A few months ago, I converted my husband’s CSR to Freedom Unlimited. I had about 25k UR points left and could redeem them for groceries at 1.5 cents apiece. Instead, I’ve decided to leave them in the account in case an emergency arises. Then I could quickly convert the card back to CSP or CSR and transfer points to United or some other mileage program. So, by that logic, you can say that I do value United miles at close to 1.5 cents each.
I don’t think I will be flying to Belarus anytime soon on account of political unrest and anti-American sentiment on the part of the current ruling government. I don’t feel like taking a chance and ending up being tortured in Belarus prison. Hyatt it is not.
But you never know when a situation may present itself where miles can come in extremely handy. Plus, the fact that many airlines now let you cancel award reservation without penalty at any time makes them even more valuable for planning trips during crazy Covid-19 era. If I used miles, it would take me a minute to cancel or change my parents’ tickets, and I would not have to spend hours on the phone.
So to me, miles, or flexible points to be exact, have just gained more value in 2020. How about you?
Opinions expressed here are author’s alone, not those of any bank, credit card issuer, hotel, airline, or other entity. This content has not been reviewed, approved or otherwise endorsed by any of the entities included within the post.

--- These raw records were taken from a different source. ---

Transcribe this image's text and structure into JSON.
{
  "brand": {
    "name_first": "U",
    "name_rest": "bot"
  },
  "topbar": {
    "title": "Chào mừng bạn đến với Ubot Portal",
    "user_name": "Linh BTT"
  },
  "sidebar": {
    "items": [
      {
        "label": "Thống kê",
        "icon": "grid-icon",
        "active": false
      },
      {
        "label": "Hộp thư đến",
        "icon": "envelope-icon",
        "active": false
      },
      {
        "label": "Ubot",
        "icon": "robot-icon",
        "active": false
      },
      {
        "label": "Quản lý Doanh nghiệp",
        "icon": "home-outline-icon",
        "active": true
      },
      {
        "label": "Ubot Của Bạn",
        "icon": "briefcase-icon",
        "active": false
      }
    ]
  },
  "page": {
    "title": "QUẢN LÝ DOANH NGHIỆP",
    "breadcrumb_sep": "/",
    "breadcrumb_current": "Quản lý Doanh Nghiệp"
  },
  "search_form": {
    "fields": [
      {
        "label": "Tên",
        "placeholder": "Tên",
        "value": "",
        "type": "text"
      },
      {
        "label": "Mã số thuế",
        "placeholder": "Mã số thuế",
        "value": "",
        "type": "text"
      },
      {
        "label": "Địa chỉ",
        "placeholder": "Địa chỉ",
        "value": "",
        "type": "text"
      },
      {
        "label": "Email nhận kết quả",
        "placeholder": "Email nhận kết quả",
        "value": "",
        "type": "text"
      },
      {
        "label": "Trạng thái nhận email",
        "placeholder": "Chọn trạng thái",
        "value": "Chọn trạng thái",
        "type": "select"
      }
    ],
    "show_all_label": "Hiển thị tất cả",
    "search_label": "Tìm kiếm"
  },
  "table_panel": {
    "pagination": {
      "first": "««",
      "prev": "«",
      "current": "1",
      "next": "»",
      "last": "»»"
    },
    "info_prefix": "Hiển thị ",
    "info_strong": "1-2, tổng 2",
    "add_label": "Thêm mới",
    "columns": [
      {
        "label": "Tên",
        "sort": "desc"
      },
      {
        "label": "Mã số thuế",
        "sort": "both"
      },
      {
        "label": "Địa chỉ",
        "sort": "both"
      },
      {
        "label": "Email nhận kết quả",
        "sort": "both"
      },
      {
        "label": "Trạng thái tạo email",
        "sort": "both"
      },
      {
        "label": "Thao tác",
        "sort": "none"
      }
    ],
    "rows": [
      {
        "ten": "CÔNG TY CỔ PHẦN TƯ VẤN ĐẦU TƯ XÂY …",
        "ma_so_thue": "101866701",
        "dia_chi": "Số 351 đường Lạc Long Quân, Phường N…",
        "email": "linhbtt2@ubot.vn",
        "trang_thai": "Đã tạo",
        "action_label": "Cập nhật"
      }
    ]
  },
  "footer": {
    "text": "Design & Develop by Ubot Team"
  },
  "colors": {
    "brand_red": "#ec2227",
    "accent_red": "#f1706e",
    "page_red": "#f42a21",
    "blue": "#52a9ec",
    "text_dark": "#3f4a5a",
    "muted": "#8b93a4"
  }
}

Leana is the founder of Miles For Family. She enjoys beach vacations and visiting her family in Europe. Originally from Belarus, Leana resides in central Florida with her husband and two children.